Anglo-Saxon culture. The name Penington comes from when the family lived in the region of Pennington. Penington is a topographic surname, which was given to a person who resided near a physical feature such as a hill, stream, church, or type of tree. Habitation names form the other broad category of surnames that were derived from place-names. They were derived from pre-existing names for towns, villages, parishes, or farmsteads. Other local names are derived from the names of houses, manors, estates, regions, and entire counties.
Early Origins of the Penington family
Lancashire at Pennington, a parish, in the union of Ulverston, hundred of Lonsdale north of the Sands. "This place, which in Domesday Book is styled 'Pennigetun,' belonged to a local family, one of whom, Gamel de Pennington, was a very considerable person at the time of the Conquest. From him descended Sir John Pennington, who commanded the left wing of the army in an expedition into Scotland under the Earl of Northumberland," CITATION[CLOSE]
Lewis, Samuel, A Topographical Dictionary of England. Institute of Historical Research, 1848, Print. By the time of Henry II, some of the family had branched to Muncaster in Cumberland (now part of Cumbria) and it was here that King Henry VI was concealed by Sir John Pennington in his flight from his enemies. CITATION[CLOSE]
Shirley, Evelyn Philip, The Noble and Gentle Men of England; The Arms and Descents. Westminster: John Bower Nichols and Sons, 1866, Print.
Early History of the Penington family
Another 177 words (13 lines of text) covering the years 1676, 1783, 1552, 1558, 1565, 1599, 1655, 1730, 1584, 1661, 1640, 1653, 1642, 1616 and 1679 are included under the topic Early Penington History in all our PDF Extended History products and printed products wherever possible.
Penington Spelling Variations
spelling variations under which the name Penington has appeared include Pennington, Penington and others.
Early Notables of the Penington family (pre 1700)
High Sheriff of Cumberland in 1552, 1558 and 1565; Joseph Pennington of Muncaster Castle, High Sheriff of Cumberland in 1599; Sir William Pennington (1655-1730), 1st Baronet; Isaac Penington (1584-1661), an English politician who...
Another 42 words (3 lines of text) are included under the topic Early Penington Notables in all our PDF Extended History products and printed products wherever possible.
Migration of the Penington family to the New World and Oceana

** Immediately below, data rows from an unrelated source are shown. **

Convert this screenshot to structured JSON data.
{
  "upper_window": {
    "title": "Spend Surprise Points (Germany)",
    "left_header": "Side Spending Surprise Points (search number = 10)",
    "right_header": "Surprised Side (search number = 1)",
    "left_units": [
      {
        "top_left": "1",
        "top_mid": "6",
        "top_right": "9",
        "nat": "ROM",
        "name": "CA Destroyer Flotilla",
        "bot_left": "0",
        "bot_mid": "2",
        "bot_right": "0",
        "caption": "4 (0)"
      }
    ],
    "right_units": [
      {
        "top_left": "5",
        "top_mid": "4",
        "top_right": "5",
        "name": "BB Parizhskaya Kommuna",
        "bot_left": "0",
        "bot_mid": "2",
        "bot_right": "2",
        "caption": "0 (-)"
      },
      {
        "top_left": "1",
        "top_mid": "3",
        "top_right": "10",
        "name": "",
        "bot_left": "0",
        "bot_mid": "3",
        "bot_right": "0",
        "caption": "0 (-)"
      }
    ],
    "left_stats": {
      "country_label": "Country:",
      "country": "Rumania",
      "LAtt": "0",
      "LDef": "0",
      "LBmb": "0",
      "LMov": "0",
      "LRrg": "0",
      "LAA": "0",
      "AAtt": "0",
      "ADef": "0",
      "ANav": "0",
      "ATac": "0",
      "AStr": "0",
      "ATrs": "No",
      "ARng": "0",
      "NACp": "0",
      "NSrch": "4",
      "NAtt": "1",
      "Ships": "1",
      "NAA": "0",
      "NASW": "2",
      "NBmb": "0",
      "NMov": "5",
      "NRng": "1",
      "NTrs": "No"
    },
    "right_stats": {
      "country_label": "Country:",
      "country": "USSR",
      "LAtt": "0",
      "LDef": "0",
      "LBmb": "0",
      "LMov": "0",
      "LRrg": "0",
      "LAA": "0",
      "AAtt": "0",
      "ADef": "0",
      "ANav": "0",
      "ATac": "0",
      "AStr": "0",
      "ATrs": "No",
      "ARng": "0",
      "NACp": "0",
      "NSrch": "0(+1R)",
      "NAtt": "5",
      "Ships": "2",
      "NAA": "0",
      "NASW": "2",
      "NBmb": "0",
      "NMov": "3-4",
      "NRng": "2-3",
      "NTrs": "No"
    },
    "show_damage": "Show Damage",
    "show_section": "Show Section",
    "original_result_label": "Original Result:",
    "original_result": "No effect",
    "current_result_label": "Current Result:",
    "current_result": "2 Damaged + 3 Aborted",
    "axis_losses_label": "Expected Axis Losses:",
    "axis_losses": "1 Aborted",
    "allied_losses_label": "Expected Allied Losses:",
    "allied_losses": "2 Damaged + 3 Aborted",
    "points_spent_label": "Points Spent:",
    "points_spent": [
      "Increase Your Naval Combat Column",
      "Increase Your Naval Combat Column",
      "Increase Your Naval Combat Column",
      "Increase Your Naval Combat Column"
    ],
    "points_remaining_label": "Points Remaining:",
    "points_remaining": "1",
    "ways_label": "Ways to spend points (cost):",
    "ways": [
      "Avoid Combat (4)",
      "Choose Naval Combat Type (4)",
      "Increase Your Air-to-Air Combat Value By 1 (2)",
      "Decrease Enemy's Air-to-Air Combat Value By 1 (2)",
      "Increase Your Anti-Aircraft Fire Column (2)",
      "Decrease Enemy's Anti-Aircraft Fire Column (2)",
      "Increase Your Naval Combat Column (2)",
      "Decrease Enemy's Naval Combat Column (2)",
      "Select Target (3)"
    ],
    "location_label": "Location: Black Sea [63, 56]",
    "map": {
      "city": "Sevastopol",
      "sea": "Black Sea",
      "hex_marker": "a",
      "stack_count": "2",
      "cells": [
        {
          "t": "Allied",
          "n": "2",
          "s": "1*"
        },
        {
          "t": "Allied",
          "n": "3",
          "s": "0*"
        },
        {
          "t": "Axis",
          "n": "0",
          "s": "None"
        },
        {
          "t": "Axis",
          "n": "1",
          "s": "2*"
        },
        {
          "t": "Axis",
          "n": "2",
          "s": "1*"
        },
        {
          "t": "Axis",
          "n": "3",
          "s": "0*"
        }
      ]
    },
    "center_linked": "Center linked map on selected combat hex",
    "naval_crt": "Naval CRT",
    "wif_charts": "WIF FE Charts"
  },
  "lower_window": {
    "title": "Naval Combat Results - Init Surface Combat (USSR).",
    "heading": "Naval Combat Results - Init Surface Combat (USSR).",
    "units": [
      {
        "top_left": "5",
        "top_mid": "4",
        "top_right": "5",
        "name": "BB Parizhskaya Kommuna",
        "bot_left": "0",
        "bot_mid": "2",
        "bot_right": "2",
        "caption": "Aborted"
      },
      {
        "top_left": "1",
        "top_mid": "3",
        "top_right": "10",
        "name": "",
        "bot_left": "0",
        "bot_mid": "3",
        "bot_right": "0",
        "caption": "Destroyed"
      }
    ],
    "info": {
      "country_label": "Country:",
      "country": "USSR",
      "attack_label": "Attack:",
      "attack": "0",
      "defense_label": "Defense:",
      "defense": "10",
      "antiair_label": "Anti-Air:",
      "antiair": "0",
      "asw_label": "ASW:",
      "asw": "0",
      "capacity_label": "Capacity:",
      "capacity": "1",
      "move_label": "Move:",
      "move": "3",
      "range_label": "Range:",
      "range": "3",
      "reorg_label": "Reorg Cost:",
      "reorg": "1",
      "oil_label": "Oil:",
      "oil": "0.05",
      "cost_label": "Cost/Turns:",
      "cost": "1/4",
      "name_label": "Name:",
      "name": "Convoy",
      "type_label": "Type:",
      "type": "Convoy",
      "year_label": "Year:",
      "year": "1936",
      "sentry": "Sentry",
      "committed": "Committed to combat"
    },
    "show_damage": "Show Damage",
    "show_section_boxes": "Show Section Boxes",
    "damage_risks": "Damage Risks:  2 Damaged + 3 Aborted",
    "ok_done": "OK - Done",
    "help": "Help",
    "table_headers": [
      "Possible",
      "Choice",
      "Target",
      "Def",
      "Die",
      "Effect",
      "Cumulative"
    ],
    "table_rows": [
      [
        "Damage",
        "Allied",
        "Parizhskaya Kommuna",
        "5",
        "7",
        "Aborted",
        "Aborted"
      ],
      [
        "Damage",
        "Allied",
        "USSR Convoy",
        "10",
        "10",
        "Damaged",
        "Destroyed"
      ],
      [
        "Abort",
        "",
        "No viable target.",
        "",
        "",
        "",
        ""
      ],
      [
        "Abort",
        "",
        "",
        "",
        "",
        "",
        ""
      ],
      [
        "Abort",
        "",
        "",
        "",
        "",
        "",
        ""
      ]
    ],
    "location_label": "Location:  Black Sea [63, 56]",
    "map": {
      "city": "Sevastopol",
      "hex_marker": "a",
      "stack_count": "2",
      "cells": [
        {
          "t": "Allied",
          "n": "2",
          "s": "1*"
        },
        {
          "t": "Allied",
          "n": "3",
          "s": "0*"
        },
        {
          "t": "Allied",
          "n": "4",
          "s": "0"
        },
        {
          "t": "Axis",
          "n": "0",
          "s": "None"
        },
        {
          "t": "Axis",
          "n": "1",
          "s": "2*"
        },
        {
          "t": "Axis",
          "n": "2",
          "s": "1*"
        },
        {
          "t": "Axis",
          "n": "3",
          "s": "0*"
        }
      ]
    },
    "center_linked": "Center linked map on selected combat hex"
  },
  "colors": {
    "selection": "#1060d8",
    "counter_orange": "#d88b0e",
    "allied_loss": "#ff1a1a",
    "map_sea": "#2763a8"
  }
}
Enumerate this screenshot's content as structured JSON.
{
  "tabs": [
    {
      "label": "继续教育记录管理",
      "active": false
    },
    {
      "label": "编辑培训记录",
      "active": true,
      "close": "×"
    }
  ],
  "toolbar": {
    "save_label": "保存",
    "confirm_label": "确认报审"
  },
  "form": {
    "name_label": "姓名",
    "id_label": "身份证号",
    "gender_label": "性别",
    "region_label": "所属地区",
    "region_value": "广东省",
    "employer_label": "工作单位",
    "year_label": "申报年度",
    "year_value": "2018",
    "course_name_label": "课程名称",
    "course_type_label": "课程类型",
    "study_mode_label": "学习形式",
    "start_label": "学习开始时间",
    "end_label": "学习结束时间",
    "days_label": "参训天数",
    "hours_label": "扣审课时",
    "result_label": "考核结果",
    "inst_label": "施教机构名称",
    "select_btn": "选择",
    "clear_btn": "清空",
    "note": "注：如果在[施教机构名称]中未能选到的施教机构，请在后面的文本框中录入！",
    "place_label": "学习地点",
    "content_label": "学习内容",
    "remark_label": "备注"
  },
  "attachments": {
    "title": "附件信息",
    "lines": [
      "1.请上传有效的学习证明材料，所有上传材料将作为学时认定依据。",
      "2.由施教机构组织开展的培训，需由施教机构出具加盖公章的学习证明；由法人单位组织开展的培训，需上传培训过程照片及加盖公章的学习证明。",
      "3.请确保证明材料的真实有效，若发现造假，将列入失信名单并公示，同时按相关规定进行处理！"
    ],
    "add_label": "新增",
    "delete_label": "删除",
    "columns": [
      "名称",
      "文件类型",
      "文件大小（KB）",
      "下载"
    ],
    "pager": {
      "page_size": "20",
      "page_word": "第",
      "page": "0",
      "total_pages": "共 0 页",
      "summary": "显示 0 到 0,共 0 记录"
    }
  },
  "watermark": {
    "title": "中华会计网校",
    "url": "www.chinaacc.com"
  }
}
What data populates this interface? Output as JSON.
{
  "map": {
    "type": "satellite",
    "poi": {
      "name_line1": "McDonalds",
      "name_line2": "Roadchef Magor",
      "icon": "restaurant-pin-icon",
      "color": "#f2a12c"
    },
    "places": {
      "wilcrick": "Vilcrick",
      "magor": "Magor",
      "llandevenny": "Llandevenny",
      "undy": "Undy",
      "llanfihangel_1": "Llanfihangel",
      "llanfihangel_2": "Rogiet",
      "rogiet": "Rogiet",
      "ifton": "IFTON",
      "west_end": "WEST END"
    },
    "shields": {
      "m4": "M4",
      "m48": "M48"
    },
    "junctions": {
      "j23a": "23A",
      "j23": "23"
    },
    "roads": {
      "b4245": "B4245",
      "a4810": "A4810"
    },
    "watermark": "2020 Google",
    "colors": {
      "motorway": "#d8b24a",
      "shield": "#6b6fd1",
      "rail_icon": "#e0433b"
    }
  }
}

At this time, the shores of the New World beckoned many English families that felt that the social climate in England was oppressive and lacked opportunity for change. Thousands left England at great expense in ships that were overcrowded and full of disease. A great portion of these settlers never survived the journey and even a greater number arrived sick, starving, and without a penny. The survivors, however, were often greeted with greater opportunity than they could have experienced back home. These English settlers made significant contributions to those colonies that would eventually become the United States and Canada. An examination of early immigration records and passenger ship lists revealed that people bearing the name Penington arrived in North America very early:
Penington Settlers in United States in the 17th Century
Penington Settlers in United States in the 18th Century
Contemporary Notables of the name Penington (post 1700)
The Penington Motto
The motto was originally a war cry or slogan. Mottoes first began to be shown with arms in the 14th and 15th centuries, but were not in general use until the 17th century. Thus the oldest coats of arms generally do not include a motto. Mottoes seldom form part of the grant of arms: Under most heraldic authorities, a motto is an optional component of the coat of arms, and can be added to or changed at will; many families have chosen not to display a motto.
Motto: Vincit amore patria
Motto Translation: My beloved country will conquer.
Penington Family Crest Products